The Online Resource for Massachusetts Poverty Law Advocates

46. What is unearned income?

Most sources of unearned income are counted in calculating your SNAP benefits. 106 C.M.R. § 363.220(B). Unearned income does not receive the 20% earned income disregard. 

Unearned income includes

  • Cash assistance from TAFDC, EAEDC (Emergency Aid for Elders, Disabled and Children), Social Security and SSI (Supplemental Security Income). 106 C.M.R. § 363.220(B)(1).
  • Cash benefits based on past earnings or service, including Unemployment Insurance, Workers Compensation, state and federal Veteran's benefits, and other pension benefits. 106 C.M.R. § 363.220(B)(2). Even though some income sources are based on your past earnings record, they are treated as unearned income because you are not working at the time you receive them.
  • Cash entitled benefits diverted to a landlord or other third party for vendor payments. 106 C.M.R. § 363.220(C)(2), (C)(3).
  • Foster care payments received for a child or disabled adult who is included in the SNAP household. These payments are not countable if you opt out this individual from the household. 106 C.M.R. §§ 361.240(F), 363.220(B)(2). See Question 17 (Who cannot be a separate SNAP household?).
  • Income from trusts, alimony and child support payments paid directly to you. Child support payments made to TAFDC recipients that must be assigned to the Department of Revenue (DOR) are not countable, even if erroneously received by the TAFDC household. 106 C.M.R. § 363.220(B)(3), (C)(6).
  • Interest payments, dividends, royalties paid from your assets, or other direct money payments. 106 C.M.R. § 363.220(B)(4). These monies still count as income, even though the assets themselves do not count.
  • State and private post-secondary educational loans, grants, scholarships that can be used for current living expenses (all federal educational monies are non-countable). 106 C.M.R. § 363.230(D). See Question 44 (What income is not counted?). State or private funded work-study is countable earned income (to the extent it is available for living expenses). 106 C.M.R. § 363.220(A)(3).
  • Cash assistance income deducted from the grant of a TAFDC, EAEDC or SSI household member who has been sanctioned or has an overpayment because of an intentional failure to comply with requirements of these programs. See Question 49 (Do the food stamp/SNAP rules count money I don't receive?).

Advocacy Reminders
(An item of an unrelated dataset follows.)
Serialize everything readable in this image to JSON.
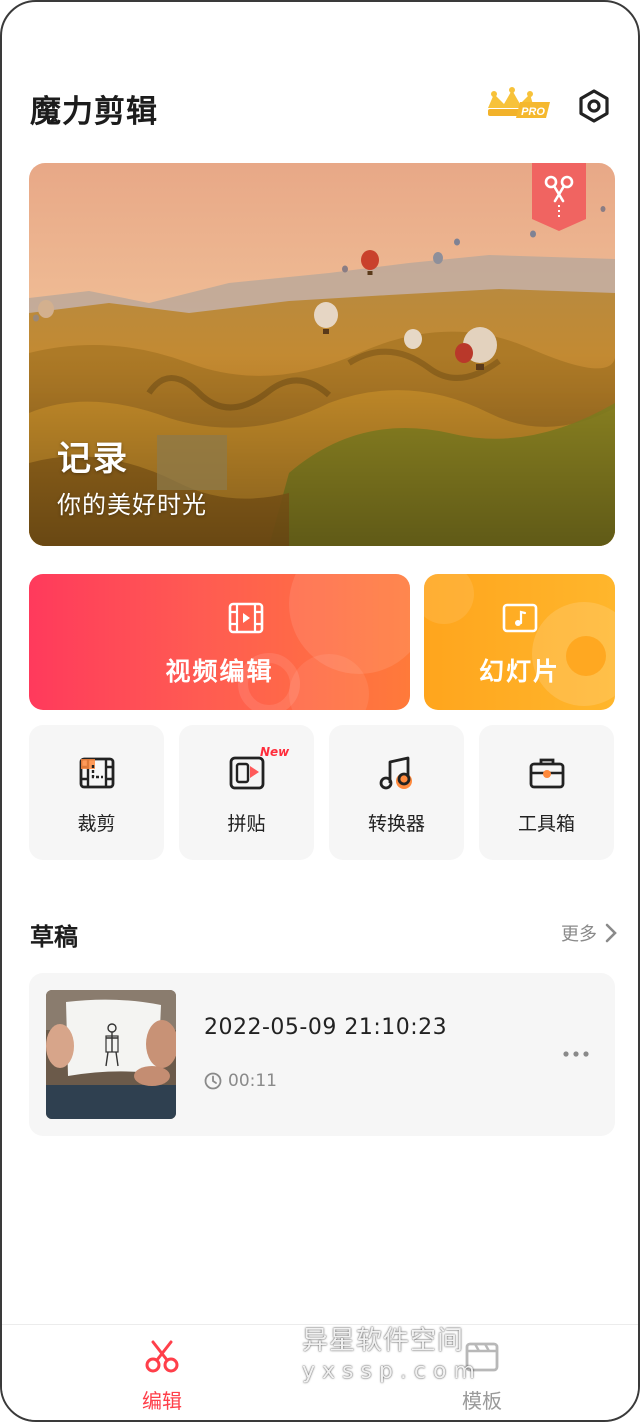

  • DTA can use government data bases to verify a number of income sources including Social Security, Supplemental Security Income, Unemployment Insurance and child support that is collected and paid to a family through the Department of Revenue (DOR). Where DTA can use these databases to verify unearned income, you need not produce a written statement about the benefit amount.
  • Anything that is not expressly excluded as "non-countable" under the SNAP rules is usually considered countable earned or unearned income. Always be sure to report to DTA any source of income, even if you think it is non-countable.
Additional Policy Guidance on Unearned Income
  • State Veterans’ Services Benefits (VSB) considered countable unearned income but certain portions may be excluded—if vender payments are made by VSO, etc. Transitions Hotline Q&A (May 2013).
  • Payments from a "reverse mortgage" (where homeowner draws money out of equity from home) is a loan and non-countable as income for SNAP. Transitions Hotline Q&A (Apr. 2007).
  • Social Security received by household for child residing in institution is not countable if money is used for the care and maintenance of the institutionalized child. Transitions Hotline Q&A (June 2000).